Building Customer Service That Reflects Clinical Excellence

By: Martin Kinnunen

The restaurant analogy fit perfectly as Verlon Salley discussed the three-year Radiology renovation project at UPMC Presbyterian and how the work has involved more than equipment installations, bricks and mortar.

“A restaurant that remodels and reopens with a new kitchen and décor will ultimately fail if the staff provides subpar customer service,” said  Salley, executive director of Imaging, UPMC Presbyterian Shadyside.

“We can’t be that restaurant. Our customer service has to be excellent and reflect the state-of-the-art equipment, new procedure suites, renovated work areas, and other outstanding improvements we have made to our department,” Salley explained.

To make that happen, Salley introduced his staff about a year ago to a customer service tool called AIDET — an acronym for Acknowledge, Introduce, Duration, Explain, and Thank you.

Since then, Press Ganey scores in the Test or Treatment section, where patients rate staff on friendliness, skill, level of concern for patient comfort, and other criteria, have increased for Imaging Services on both campuses.

AIDET CollageTo get the ball rolling, small focus groups of technologists at UPMC Presbyterian Diagnostic Imaging Services and their counterparts at UPMC Shadyside met to discuss customer service issues.

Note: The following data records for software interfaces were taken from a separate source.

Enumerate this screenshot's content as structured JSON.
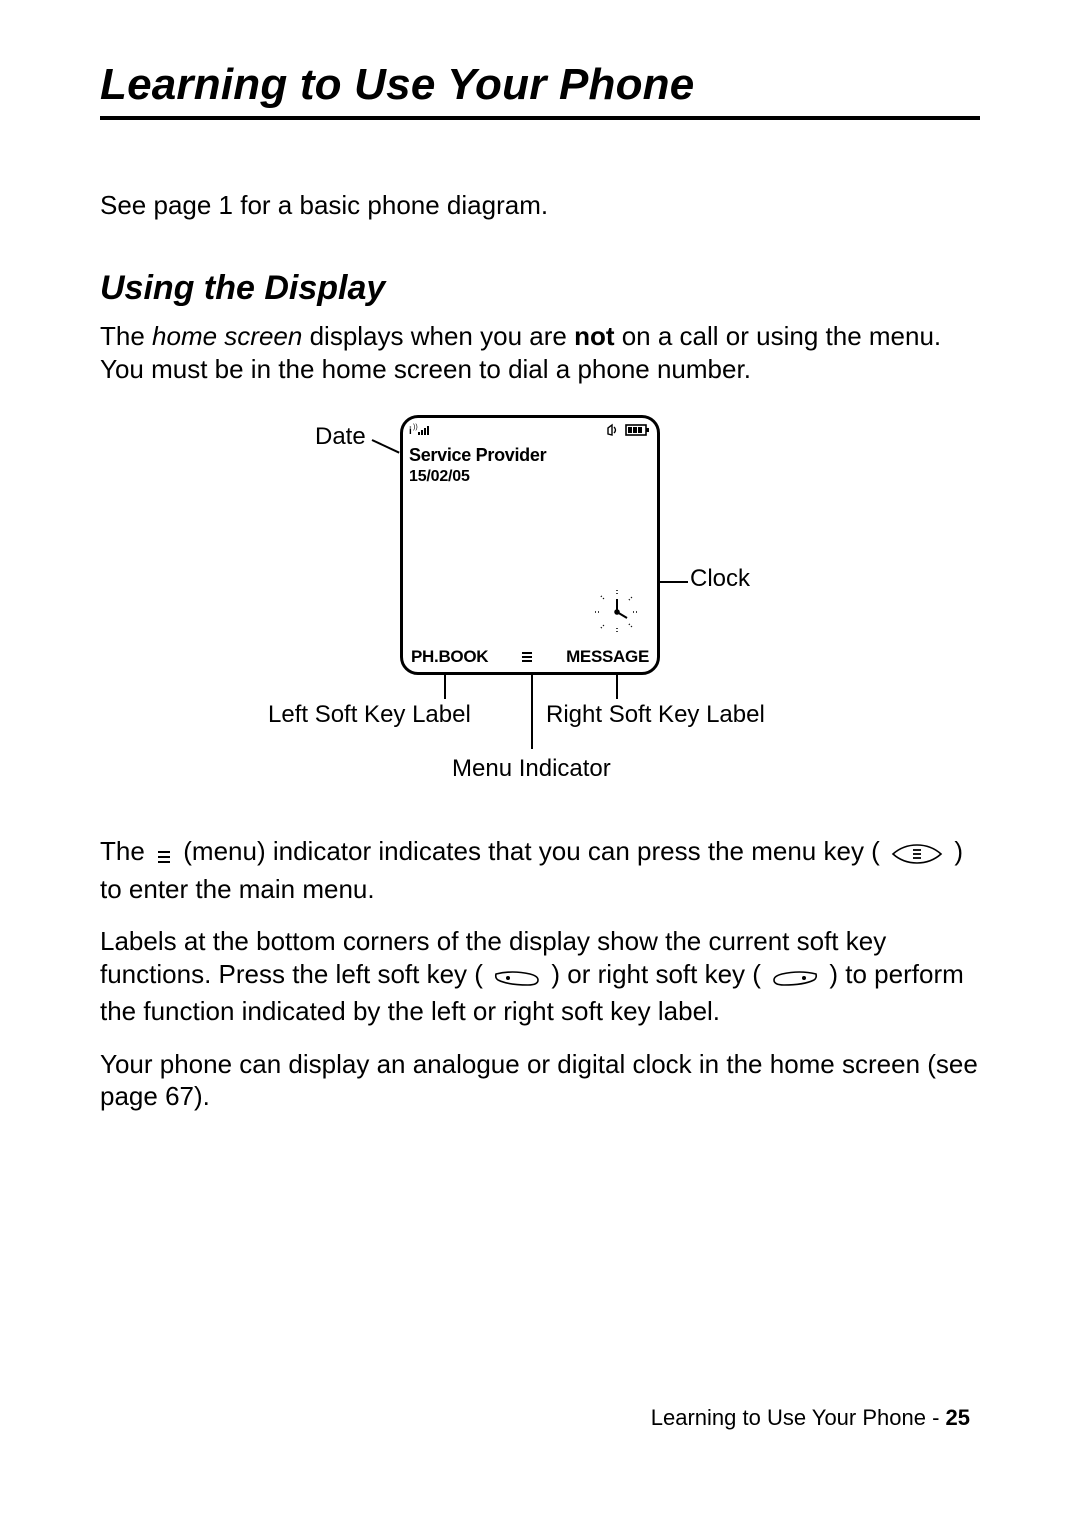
{
  "chapter_title": "Learning to Use Your Phone",
  "intro_text": "See page 1 for a basic phone diagram.",
  "section_title": "Using the Display",
  "para1_a": "The ",
  "para1_term": "home screen",
  "para1_b": " displays when you are ",
  "para1_kw": "not",
  "para1_c": " on a call or using the menu. You must be in the home screen to dial a phone number.",
  "diagram": {
    "date_label": "Date",
    "clock_label": "Clock",
    "left_soft_label": "Left Soft Key Label",
    "right_soft_label": "Right Soft Key Label",
    "menu_indicator_label": "Menu Indicator"
  },
  "phone": {
    "service_provider": "Service Provider",
    "date": "15/02/05",
    "left_soft": "PH.BOOK",
    "right_soft": "MESSAGE"
  },
  "para2_a": "The ",
  "para2_b": " (menu) indicator indicates that you can press the menu key (",
  "para2_c": ") to enter the main menu.",
  "para3_a": "Labels at the bottom corners of the display show the current soft key functions. Press the left soft key (",
  "para3_b": ") or right soft key (",
  "para3_c": ") to perform the function indicated by the left or right soft key label.",
  "para4": "Your phone can display an analogue or digital clock in the home screen (see page 67).",
  "footer_text": "Learning to Use Your Phone - ",
  "footer_page": "25",
  "icons": {
    "signal": "signal-icon",
    "ring": "ring-icon",
    "battery": "battery-icon",
    "gprs": "gprs-signal-icon",
    "clock_face": "clock-face-icon",
    "menu": "menu-indicator-icon",
    "menu_key": "menu-key-icon",
    "left_key": "left-soft-key-icon",
    "right_key": "right-soft-key-icon"
  }
}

Common themes emerged. For example, the need to speak to patients using words and terms that they understand was identified as an area for improvement. Each focus group member then was “deputized” to introduce AIDET to their co-workers.

Donna Rhodes, a CT specialist who served on the focus group at UPMC Presbyterian, said AIDET has driven improvements. “Sometimes we can get busy and we forget our patients may not understand the terms we use,” she explained. For instance, some patients may not understand the term “contrast.” However, most people do understand the term “x-ray dye.”

“Patients also need to know that we are focused on them,” and the elements within AIDET address this concern, added Rhodes. Making the effort to acknowledge patients by walking with them and not in front of them builds trust. Keeping patents and families informed about any delays throughout the duration of their visit reduces anxiety.

And, as part of a proper thank-you, patients should be walked out of the department and asked if they require assistance finding their way to their next appointment, Rhodes said.

Imaging Services staff whose names appear frequently in Press Ganey comments or are recognized by their colleagues for exceptional customer service are eligible to receive Starbucks gift cards in a quarterly rewards program.

“Our program has worked because we allow staff to make suggestions and reward them for providing excellent customer service,” Salley said.

Renovation of UPMC Presbyterian Diagnostic Imaging Services began in 2012. The fourth and final phase of the project is scheduled for completion in February 2015. It has been a comprehensive renovation involving the installation of new MRIs and CT scanners, as well as new ultrasound, fluoroscopy, and intervention radiology equipment.

Patient comfort has been major component of the renovation. In addition to new waiting rooms, hallways and other areas have large colorful photos of various landscapes. The artwork is called “distraction therapy” and is designed to relieve anxieties.

Also as part of the project, many Radiology services were relocated out of the former Children’s Hospital tower, a large portion of which will be demolished starting in early 2015.